### Directions
Copy out each line featuring the string "Goldmünzen" from the entries beneath.

### App and web page records
********

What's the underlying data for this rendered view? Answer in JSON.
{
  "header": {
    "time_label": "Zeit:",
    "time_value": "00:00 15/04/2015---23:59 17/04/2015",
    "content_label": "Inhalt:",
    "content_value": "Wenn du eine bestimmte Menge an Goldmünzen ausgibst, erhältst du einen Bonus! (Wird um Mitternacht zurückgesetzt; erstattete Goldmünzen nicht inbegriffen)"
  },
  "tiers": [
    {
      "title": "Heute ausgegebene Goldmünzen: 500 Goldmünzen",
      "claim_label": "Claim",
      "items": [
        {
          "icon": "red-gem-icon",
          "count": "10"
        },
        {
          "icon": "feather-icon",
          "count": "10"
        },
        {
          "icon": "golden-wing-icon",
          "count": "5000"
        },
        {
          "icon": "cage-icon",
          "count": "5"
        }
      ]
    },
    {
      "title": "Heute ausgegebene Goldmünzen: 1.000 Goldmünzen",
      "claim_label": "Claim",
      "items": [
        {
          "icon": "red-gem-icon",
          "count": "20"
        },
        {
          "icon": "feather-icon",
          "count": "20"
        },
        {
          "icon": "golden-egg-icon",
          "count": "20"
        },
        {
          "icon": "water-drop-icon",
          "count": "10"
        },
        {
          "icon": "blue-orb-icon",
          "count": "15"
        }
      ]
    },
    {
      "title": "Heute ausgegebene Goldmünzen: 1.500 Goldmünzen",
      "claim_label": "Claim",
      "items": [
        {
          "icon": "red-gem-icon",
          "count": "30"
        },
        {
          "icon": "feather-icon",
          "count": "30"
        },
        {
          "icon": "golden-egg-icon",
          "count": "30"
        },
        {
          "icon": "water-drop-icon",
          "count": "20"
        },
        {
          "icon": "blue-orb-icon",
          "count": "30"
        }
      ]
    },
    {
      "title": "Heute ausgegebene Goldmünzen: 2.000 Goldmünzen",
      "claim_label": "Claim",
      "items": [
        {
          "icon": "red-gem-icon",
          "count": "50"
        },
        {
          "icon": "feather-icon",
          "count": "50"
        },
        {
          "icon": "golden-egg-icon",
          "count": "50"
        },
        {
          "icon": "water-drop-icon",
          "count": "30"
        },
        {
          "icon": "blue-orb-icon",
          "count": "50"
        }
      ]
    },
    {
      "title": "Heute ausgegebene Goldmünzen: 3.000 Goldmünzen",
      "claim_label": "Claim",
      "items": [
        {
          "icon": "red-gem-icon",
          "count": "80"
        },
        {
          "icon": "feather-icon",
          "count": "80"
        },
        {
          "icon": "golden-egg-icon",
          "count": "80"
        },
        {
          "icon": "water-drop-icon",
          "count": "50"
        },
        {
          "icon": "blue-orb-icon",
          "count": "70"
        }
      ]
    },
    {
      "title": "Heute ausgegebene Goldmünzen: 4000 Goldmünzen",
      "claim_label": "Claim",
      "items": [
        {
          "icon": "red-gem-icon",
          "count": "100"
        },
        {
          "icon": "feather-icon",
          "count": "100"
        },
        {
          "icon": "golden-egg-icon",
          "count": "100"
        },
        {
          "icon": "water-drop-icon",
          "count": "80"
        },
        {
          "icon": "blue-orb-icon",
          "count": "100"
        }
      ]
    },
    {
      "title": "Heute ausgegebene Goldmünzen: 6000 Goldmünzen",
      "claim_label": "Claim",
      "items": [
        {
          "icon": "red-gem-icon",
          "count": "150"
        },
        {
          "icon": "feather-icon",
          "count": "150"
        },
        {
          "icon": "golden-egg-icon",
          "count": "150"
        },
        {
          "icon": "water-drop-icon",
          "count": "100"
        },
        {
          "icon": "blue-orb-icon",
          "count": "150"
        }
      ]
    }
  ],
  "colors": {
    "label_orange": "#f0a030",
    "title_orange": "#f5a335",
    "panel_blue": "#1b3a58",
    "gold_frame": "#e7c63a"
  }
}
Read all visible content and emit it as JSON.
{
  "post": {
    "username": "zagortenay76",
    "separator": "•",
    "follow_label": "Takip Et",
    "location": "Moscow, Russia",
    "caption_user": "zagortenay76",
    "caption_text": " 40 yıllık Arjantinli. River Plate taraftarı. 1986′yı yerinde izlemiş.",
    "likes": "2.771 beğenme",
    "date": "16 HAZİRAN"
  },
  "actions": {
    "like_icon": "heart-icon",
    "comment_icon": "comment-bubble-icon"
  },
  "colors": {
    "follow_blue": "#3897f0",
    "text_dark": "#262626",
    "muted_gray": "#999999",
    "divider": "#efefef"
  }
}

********

### Output of the task
    "content_value": "Wenn du eine bestimmte Menge an Goldmünzen ausgibst, erhältst du einen Bonus! (Wird um Mitternacht zurückgesetzt; erstattete Goldmünzen nicht inbegriffen)"
      "title": "Heute ausgegebene Goldmünzen: 500 Goldmünzen",
      "title": "Heute ausgegebene Goldmünzen: 1.000 Goldmünzen",
      "title": "Heute ausgegebene Goldmünzen: 1.500 Goldmünzen",
      "title": "Heute ausgegebene Goldmünzen: 2.000 Goldmünzen",
      "title": "Heute ausgegebene Goldmünzen: 3.000 Goldmünzen",
      "title": "Heute ausgegebene Goldmünzen: 4000 Goldmünzen",
      "title": "Heute ausgegebene Goldmünzen: 6000 Goldmünzen",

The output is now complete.